PROBLEM
The records follow. Give them all back exactly.
------ THE DATA
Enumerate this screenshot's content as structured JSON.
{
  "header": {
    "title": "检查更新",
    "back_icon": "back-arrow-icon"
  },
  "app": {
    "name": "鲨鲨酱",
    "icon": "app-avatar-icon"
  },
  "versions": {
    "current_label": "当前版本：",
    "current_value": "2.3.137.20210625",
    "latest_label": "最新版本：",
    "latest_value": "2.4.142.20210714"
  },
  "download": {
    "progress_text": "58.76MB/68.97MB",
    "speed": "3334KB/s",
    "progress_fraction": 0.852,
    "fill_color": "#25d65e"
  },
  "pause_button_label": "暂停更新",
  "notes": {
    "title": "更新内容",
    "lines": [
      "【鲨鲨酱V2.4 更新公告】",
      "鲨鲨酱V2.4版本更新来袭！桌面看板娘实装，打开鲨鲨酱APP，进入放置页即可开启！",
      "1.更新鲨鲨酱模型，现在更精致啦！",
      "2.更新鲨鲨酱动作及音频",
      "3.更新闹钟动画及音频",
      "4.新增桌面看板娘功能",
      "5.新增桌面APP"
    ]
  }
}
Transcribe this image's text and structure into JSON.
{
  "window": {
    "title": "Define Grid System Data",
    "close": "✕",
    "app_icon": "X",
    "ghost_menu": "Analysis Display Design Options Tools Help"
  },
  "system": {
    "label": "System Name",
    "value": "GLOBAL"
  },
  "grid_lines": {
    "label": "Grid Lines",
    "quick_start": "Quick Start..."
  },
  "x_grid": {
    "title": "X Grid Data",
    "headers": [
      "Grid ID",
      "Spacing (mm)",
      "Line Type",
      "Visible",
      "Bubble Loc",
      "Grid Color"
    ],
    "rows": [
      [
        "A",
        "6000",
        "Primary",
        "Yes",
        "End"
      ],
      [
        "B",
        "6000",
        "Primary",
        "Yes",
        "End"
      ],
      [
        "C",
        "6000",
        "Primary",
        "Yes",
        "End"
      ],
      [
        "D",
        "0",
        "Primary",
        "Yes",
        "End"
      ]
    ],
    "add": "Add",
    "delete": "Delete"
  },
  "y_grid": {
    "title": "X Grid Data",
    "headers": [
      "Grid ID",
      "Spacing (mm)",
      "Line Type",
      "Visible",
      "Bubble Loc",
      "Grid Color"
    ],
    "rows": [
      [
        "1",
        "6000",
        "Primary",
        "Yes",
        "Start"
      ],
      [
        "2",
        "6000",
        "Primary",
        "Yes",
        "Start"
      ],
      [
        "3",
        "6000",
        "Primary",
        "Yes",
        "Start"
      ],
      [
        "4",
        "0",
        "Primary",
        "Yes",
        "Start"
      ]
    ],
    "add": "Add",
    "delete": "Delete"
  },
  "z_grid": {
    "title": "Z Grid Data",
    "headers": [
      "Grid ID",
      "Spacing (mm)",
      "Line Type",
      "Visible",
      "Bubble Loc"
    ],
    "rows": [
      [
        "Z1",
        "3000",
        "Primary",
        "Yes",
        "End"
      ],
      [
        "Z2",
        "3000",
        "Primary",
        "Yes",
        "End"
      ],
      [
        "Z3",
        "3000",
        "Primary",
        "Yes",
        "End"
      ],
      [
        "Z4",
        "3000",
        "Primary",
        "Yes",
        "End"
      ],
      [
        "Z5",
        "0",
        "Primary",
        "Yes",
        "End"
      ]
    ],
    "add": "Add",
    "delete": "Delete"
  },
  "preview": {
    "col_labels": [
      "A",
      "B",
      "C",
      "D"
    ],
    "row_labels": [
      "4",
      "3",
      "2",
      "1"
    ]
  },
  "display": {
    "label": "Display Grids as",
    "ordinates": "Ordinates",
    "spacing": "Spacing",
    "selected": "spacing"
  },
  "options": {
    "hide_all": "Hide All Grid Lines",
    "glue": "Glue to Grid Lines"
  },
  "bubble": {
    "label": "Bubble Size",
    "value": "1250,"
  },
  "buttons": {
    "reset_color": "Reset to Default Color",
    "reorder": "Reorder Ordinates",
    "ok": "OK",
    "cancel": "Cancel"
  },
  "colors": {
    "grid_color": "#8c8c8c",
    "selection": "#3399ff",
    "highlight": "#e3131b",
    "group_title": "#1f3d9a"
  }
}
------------
SOLUTION TO THIS PROBLEM
Enumerate this screenshot's content as structured JSON.
{
  "header": {
    "title": "检查更新",
    "back_icon": "back-arrow-icon"
  },
  "app": {
    "name": "鲨鲨酱",
    "icon": "app-avatar-icon"
  },
  "versions": {
    "current_label": "当前版本：",
    "current_value": "2.3.137.20210625",
    "latest_label": "最新版本：",
    "latest_value": "2.4.142.20210714"
  },
  "download": {
    "progress_text": "58.76MB/68.97MB",
    "speed": "3334KB/s",
    "progress_fraction": 0.852,
    "fill_color": "#25d65e"
  },
  "pause_button_label": "暂停更新",
  "notes": {
    "title": "更新内容",
    "lines": [
      "【鲨鲨酱V2.4 更新公告】",
      "鲨鲨酱V2.4版本更新来袭！桌面看板娘实装，打开鲨鲨酱APP，进入放置页即可开启！",
      "1.更新鲨鲨酱模型，现在更精致啦！",
      "2.更新鲨鲨酱动作及音频",
      "3.更新闹钟动画及音频",
      "4.新增桌面看板娘功能",
      "5.新增桌面APP"
    ]
  }
}
Transcribe this image's text and structure into JSON.
{
  "window": {
    "title": "Define Grid System Data",
    "close": "✕",
    "app_icon": "X",
    "ghost_menu": "Analysis Display Design Options Tools Help"
  },
  "system": {
    "label": "System Name",
    "value": "GLOBAL"
  },
  "grid_lines": {
    "label": "Grid Lines",
    "quick_start": "Quick Start..."
  },
  "x_grid": {
    "title": "X Grid Data",
    "headers": [
      "Grid ID",
      "Spacing (mm)",
      "Line Type",
      "Visible",
      "Bubble Loc",
      "Grid Color"
    ],
    "rows": [
      [
        "A",
        "6000",
        "Primary",
        "Yes",
        "End"
      ],
      [
        "B",
        "6000",
        "Primary",
        "Yes",
        "End"
      ],
      [
        "C",
        "6000",
        "Primary",
        "Yes",
        "End"
      ],
      [
        "D",
        "0",
        "Primary",
        "Yes",
        "End"
      ]
    ],
    "add": "Add",
    "delete": "Delete"
  },
  "y_grid": {
    "title": "X Grid Data",
    "headers": [
      "Grid ID",
      "Spacing (mm)",
      "Line Type",
      "Visible",
      "Bubble Loc",
      "Grid Color"
    ],
    "rows": [
      [
        "1",
        "6000",
        "Primary",
        "Yes",
        "Start"
      ],
      [
        "2",
        "6000",
        "Primary",
        "Yes",
        "Start"
      ],
      [
        "3",
        "6000",
        "Primary",
        "Yes",
        "Start"
      ],
      [
        "4",
        "0",
        "Primary",
        "Yes",
        "Start"
      ]
    ],
    "add": "Add",
    "delete": "Delete"
  },
  "z_grid": {
    "title": "Z Grid Data",
    "headers": [
      "Grid ID",
      "Spacing (mm)",
      "Line Type",
      "Visible",
      "Bubble Loc"
    ],
    "rows": [
      [
        "Z1",
        "3000",
        "Primary",
        "Yes",
        "End"
      ],
      [
        "Z2",
        "3000",
        "Primary",
        "Yes",
        "End"
      ],
      [
        "Z3",
        "3000",
        "Primary",
        "Yes",
        "End"
      ],
      [
        "Z4",
        "3000",
        "Primary",
        "Yes",
        "End"
      ],
      [
        "Z5",
        "0",
        "Primary",
        "Yes",
        "End"
      ]
    ],
    "add": "Add",
    "delete": "Delete"
  },
  "preview": {
    "col_labels": [
      "A",
      "B",
      "C",
      "D"
    ],
    "row_labels": [
      "4",
      "3",
      "2",
      "1"
    ]
  },
  "display": {
    "label": "Display Grids as",
    "ordinates": "Ordinates",
    "spacing": "Spacing",
    "selected": "spacing"
  },
  "options": {
    "hide_all": "Hide All Grid Lines",
    "glue": "Glue to Grid Lines"
  },
  "bubble": {
    "label": "Bubble Size",
    "value": "1250,"
  },
  "buttons": {
    "reset_color": "Reset to Default Color",
    "reorder": "Reorder Ordinates",
    "ok": "OK",
    "cancel": "Cancel"
  },
  "colors": {
    "grid_color": "#8c8c8c",
    "selection": "#3399ff",
    "highlight": "#e3131b",
    "group_title": "#1f3d9a"
  }
}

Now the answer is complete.